In today’s competitive job market, employers are looking for candidates who can effectively demonstrate their skills and experiences. One powerful method to do this is through the STAR interview technique. STAR stands for Situation, Task, Action, and Result, and it’s a structured approach to answering behavioral interview questions. In this blog post, we’ll delve into what the STAR interview technique is and how you can use it to ace your next interview.
Understand the STAR Technique
The STAR interview technique is a structured way to respond to questions that require you to provide specific examples of your skills and abilities. It helps you provide clear, concise, and compelling answers by breaking your response down into four components:
- Situation: Begin by setting the stage. Describe the situation or context where the experience took place. Be specific and concise.
- Task: Explain the task or challenge you were facing. What were your responsibilities and objectives?
- Action: Detail the actions you took to address the situation or task. Emphasize your role and the steps you took, focusing on your skills and decision-making.
- Result: Conclude by outlining the outcomes of your actions. Share the positive results or lessons learned from the experience.
Identify Common STAR Question Categories
While STAR questions can cover a wide range of topics, there are some common categories you can prepare for in advance:
- Leadership: “Tell me about a time when you had to lead a team to achieve a challenging goal.”

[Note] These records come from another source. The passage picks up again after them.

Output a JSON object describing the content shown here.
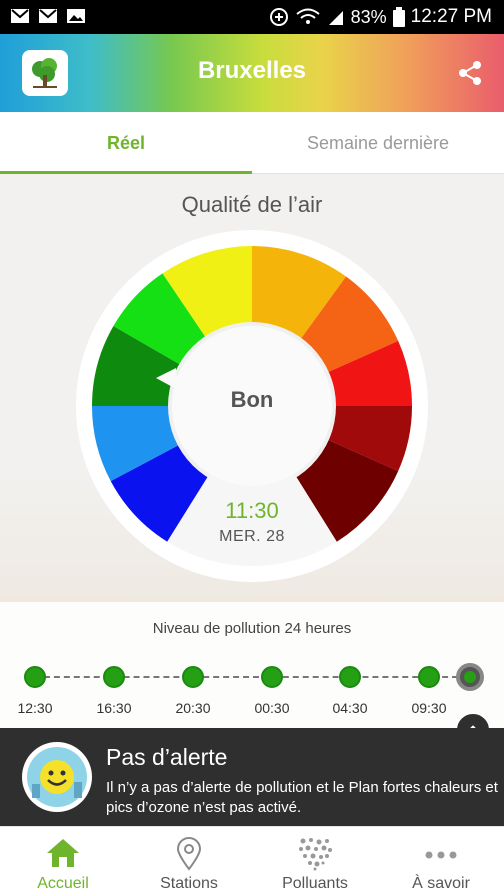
{
  "status_bar": {
    "battery": "83%",
    "time": "12:27 PM"
  },
  "header": {
    "title": "Bruxelles"
  },
  "tabs": [
    {
      "label": "Réel",
      "active": true
    },
    {
      "label": "Semaine dernière",
      "active": false
    }
  ],
  "quality": {
    "title": "Qualité de l’air",
    "status": "Bon",
    "time": "11:30",
    "date": "MER. 28",
    "scale_colors": [
      "#1e93f0",
      "#0a12f0",
      "#0e8a0e",
      "#14e014",
      "#f0f014",
      "#f5b40a",
      "#f56414",
      "#f01414",
      "#a00a0a",
      "#6e0000"
    ],
    "selected_level": "#0e8a0e"
  },
  "timeline": {
    "title": "Niveau de pollution 24 heures",
    "points": [
      {
        "time": "12:30"
      },
      {
        "time": "16:30"
      },
      {
        "time": "20:30"
      },
      {
        "time": "00:30"
      },
      {
        "time": "04:30"
      },
      {
        "time": "09:30"
      }
    ],
    "dot_color": "#25a014"
  },
  "alert": {
    "title": "Pas d’alerte",
    "text": "Il n’y a pas d’alerte de pollution et le Plan fortes chaleurs et pics d’ozone n’est pas activé."
  },
  "bottom_nav": [
    {
      "label": "Accueil",
      "icon": "home-icon",
      "active": true
    },
    {
      "label": "Stations",
      "icon": "map-pin-icon",
      "active": false
    },
    {
      "label": "Polluants",
      "icon": "particles-icon",
      "active": false
    },
    {
      "label": "À savoir",
      "icon": "more-dots-icon",
      "active": false
    }
  ],
  "colors": {
    "accent_green": "#6fb52c",
    "alert_bg": "#2f2f2f"
  }
}
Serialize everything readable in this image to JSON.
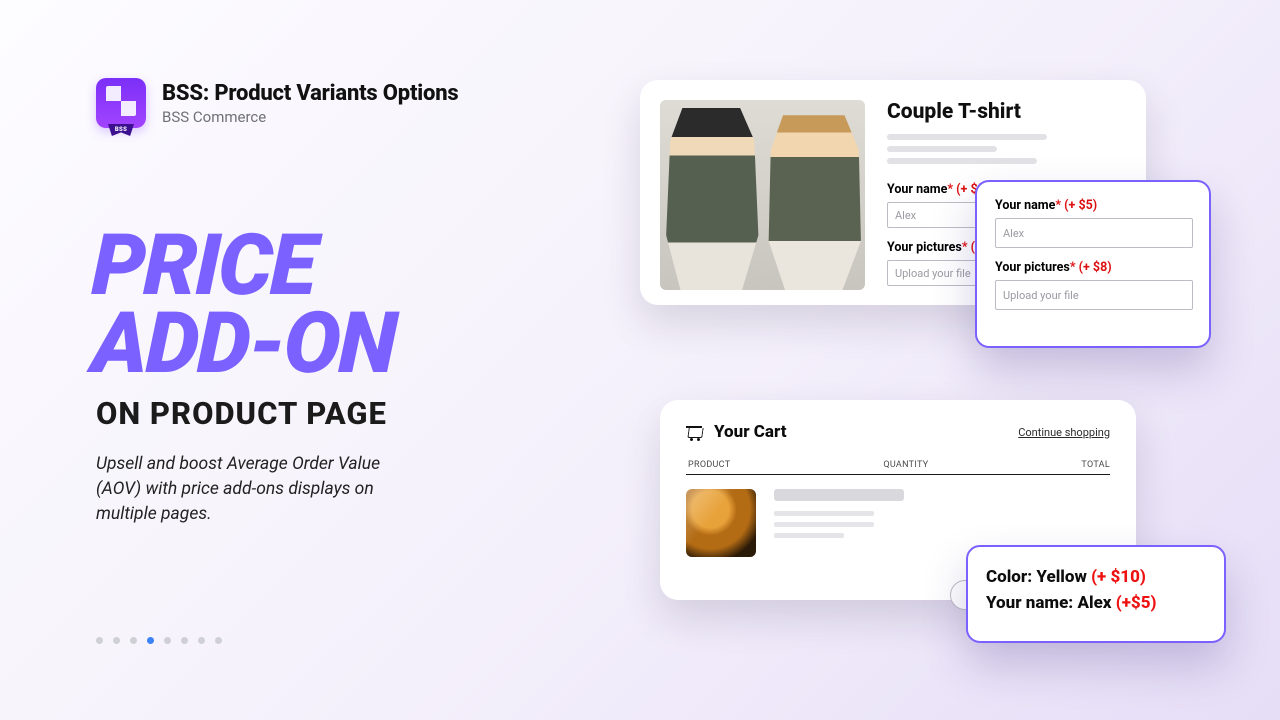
{
  "header": {
    "title": "BSS: Product Variants Options",
    "subtitle": "BSS Commerce",
    "logo_ribbon": "BSS"
  },
  "hero": {
    "line1": "PRICE",
    "line2": "ADD-ON",
    "sub": "ON PRODUCT PAGE",
    "desc": "Upsell and boost Average Order Value (AOV) with price add-ons displays on multiple pages."
  },
  "carousel": {
    "count": 8,
    "active_index": 3
  },
  "product": {
    "title": "Couple T-shirt",
    "field_name": {
      "label": "Your name",
      "required": "*",
      "addon": "(+ $5)",
      "placeholder": "Alex"
    },
    "field_pic": {
      "label": "Your pictures",
      "required": "*",
      "addon_trunc": "(",
      "placeholder": "Upload your file"
    }
  },
  "popout": {
    "field_name": {
      "label": "Your name",
      "required": "*",
      "addon": "(+ $5)",
      "value": "Alex"
    },
    "field_pic": {
      "label": "Your pictures",
      "required": "*",
      "addon": "(+ $8)",
      "placeholder": "Upload your file"
    }
  },
  "cart": {
    "title": "Your Cart",
    "continue": "Continue shopping",
    "cols": {
      "product": "PRODUCT",
      "qty": "QUANTITY",
      "total": "TOTAL"
    }
  },
  "summary": {
    "row1_label": "Color:",
    "row1_value": "Yellow",
    "row1_addon": "(+ $10)",
    "row2_label": "Your name:",
    "row2_value": "Alex",
    "row2_addon": "(+$5)"
  }
}
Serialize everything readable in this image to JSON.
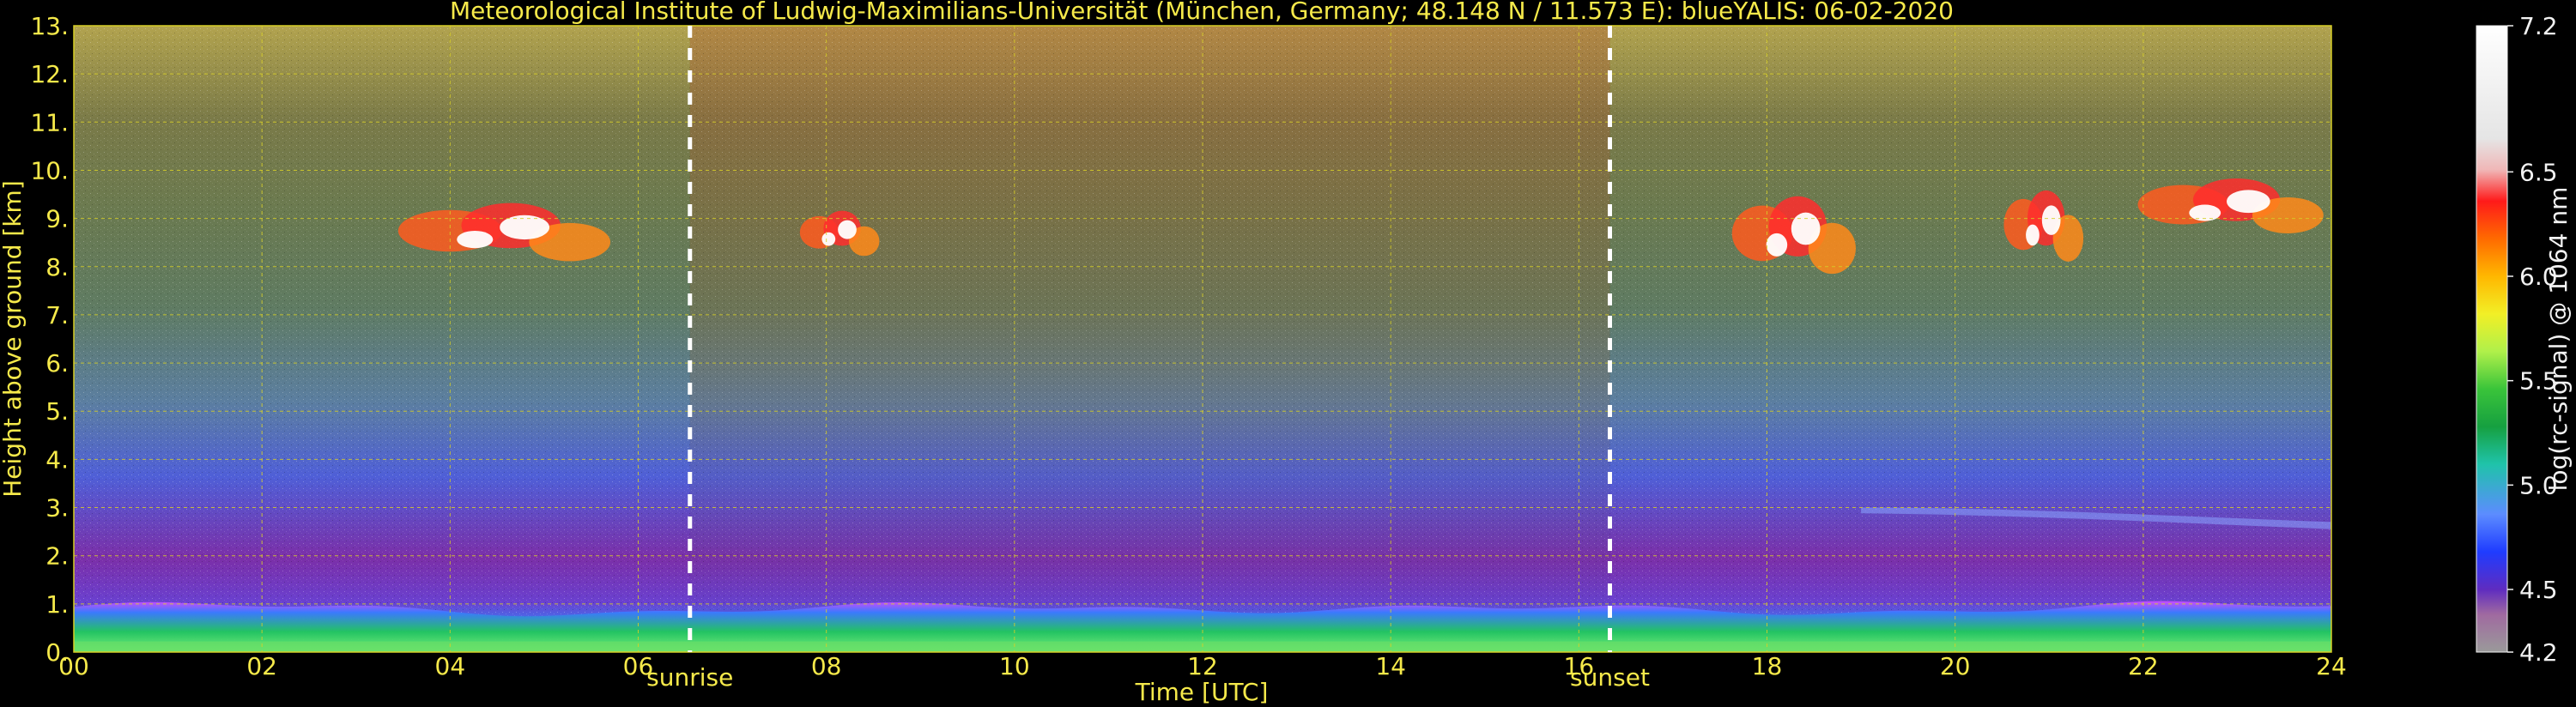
{
  "chart_data": {
    "type": "heatmap",
    "title": "Meteorological Institute of Ludwig-Maximilians-Universität (München, Germany; 48.148 N / 11.573 E):     blueYALIS: 06-02-2020",
    "xlabel": "Time [UTC]",
    "ylabel": "Height above ground [km]",
    "xlim": [
      0,
      24
    ],
    "ylim": [
      0,
      13
    ],
    "x_ticks": [
      "00",
      "02",
      "04",
      "06",
      "08",
      "10",
      "12",
      "14",
      "16",
      "18",
      "20",
      "22",
      "24"
    ],
    "y_ticks": [
      "0.",
      "1.",
      "2.",
      "3.",
      "4.",
      "5.",
      "6.",
      "7.",
      "8.",
      "9.",
      "10.",
      "11.",
      "12.",
      "13."
    ],
    "grid": true,
    "annotations": [
      {
        "text": "sunrise",
        "x": 6.55
      },
      {
        "text": "sunset",
        "x": 16.33
      }
    ],
    "colorbar": {
      "label": "log(rc-signal) @ 1064 nm",
      "range": [
        4.2,
        7.2
      ],
      "ticks": [
        "4.2",
        "4.5",
        "5.0",
        "5.5",
        "6.0",
        "6.5",
        "7.2"
      ]
    },
    "features": {
      "aerosol_layer_top_km": 0.9,
      "clouds": [
        {
          "x_start": 3.4,
          "x_end": 5.8,
          "y_bottom": 7.7,
          "y_top": 9.5
        },
        {
          "x_start": 7.7,
          "x_end": 8.6,
          "y_bottom": 7.9,
          "y_top": 9.3
        },
        {
          "x_start": 17.6,
          "x_end": 19.0,
          "y_bottom": 7.3,
          "y_top": 9.7
        },
        {
          "x_start": 20.5,
          "x_end": 21.4,
          "y_bottom": 7.6,
          "y_top": 9.8
        },
        {
          "x_start": 21.9,
          "x_end": 24.0,
          "y_bottom": 8.3,
          "y_top": 10.0
        }
      ]
    }
  },
  "colors": {
    "text": "#f5e94a",
    "grid": "#d7cf27",
    "white": "#ffffff",
    "background": "#000000"
  }
}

- Problem-Solving: “Describe a situation where you had to find a creative solution to a problem.”
- Teamwork: “Give an example of a project where you collaborated effectively with colleagues.”
- Conflict Resolution: “Share a situation where you successfully resolved a conflict within your team.”
- Achievement: “Discuss an accomplishment you’re particularly proud of and the steps you took to achieve it.”
Prepare STAR Stories
To excel in the STAR interview technique, create a bank of STAR stories from your past experiences. Identify situations from your work, volunteer work, or personal life that demonstrate your skills and abilities in various areas. Tailor these stories to match the specific job requirements and company culture.
Structure Your Responses
During the interview, when faced with a STAR question, follow these steps:
- Begin with a brief but clear introduction of the Situation and Task.
- Detail the Action you took, focusing on your skills and decision-making.
- Conclude by highlighting the Result or outcome, emphasizing your contributions.
- Keep your responses concise and relevant to the question asked, and use specific examples to illustrate your points.
Practice, Practice, Practice
Like any skill, the STAR interview technique improves with practice. Conduct mock interviews with a friend or use a mirror to practice your responses. Pay attention to your tone, body language, and timing. Aim to be confident and concise in your storytelling.
The STAR interview technique is a valuable tool to showcase your skills and experiences to potential employers. By understanding the structure and practicing your responses, you’ll be well-prepared to navigate behavioral interview questions with confidence. Remember to tailor your STAR stories to align with the job requirements, and don’t hesitate to use this technique to demonstrate why you’re the ideal candidate for the position.
Good luck with your interviews!
From the Red Chair Recruitment Team